======== RECORDS PROVIDED

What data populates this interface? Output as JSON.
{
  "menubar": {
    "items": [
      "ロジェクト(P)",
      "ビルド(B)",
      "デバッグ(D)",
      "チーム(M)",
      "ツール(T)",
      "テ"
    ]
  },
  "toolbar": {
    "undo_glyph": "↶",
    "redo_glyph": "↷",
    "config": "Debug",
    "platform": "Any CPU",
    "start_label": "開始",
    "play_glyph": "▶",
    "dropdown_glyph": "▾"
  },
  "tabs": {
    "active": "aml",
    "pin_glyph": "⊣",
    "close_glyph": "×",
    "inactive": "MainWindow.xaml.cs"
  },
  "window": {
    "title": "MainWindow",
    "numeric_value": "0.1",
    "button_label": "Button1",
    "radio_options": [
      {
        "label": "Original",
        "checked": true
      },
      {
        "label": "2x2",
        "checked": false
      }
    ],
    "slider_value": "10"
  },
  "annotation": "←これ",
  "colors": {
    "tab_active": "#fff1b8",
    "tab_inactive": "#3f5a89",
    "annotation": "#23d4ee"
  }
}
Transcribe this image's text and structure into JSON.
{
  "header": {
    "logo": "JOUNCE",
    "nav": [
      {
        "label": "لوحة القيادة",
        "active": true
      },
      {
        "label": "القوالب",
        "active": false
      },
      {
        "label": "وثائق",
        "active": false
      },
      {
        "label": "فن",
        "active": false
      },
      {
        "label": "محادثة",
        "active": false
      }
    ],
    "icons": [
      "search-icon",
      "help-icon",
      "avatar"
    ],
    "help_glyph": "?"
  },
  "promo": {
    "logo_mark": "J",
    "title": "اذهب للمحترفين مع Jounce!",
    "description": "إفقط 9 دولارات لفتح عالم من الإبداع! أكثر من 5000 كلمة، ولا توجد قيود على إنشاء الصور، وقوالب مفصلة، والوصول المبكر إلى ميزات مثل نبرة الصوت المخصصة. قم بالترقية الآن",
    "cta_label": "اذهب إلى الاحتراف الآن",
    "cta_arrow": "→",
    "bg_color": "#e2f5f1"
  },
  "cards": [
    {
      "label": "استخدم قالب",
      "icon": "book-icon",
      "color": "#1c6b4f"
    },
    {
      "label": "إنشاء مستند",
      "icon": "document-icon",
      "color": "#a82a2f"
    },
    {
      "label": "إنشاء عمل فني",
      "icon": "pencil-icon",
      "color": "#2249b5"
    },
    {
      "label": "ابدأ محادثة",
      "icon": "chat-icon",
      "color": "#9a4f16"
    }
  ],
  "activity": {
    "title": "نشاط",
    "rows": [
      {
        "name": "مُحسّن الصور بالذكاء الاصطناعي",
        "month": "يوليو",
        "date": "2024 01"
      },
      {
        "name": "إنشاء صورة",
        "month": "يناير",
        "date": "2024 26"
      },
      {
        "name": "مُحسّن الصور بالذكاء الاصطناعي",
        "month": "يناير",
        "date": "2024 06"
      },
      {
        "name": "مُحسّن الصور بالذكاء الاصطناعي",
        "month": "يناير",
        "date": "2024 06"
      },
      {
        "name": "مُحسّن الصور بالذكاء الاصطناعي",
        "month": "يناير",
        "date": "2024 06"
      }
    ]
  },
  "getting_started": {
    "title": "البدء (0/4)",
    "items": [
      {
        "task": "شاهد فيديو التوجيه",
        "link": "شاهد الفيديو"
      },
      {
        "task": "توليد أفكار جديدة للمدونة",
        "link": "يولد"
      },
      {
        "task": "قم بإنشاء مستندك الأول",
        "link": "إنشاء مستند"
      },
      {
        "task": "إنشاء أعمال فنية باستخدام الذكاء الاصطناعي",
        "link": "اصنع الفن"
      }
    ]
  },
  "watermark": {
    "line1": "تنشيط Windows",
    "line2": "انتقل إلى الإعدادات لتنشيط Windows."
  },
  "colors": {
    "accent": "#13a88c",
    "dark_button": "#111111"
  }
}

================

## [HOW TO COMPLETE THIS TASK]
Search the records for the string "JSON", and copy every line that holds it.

## [EXERCISE RESPONSE]
What data populates this interface? Output as JSON.
Transcribe this image's text and structure into JSON.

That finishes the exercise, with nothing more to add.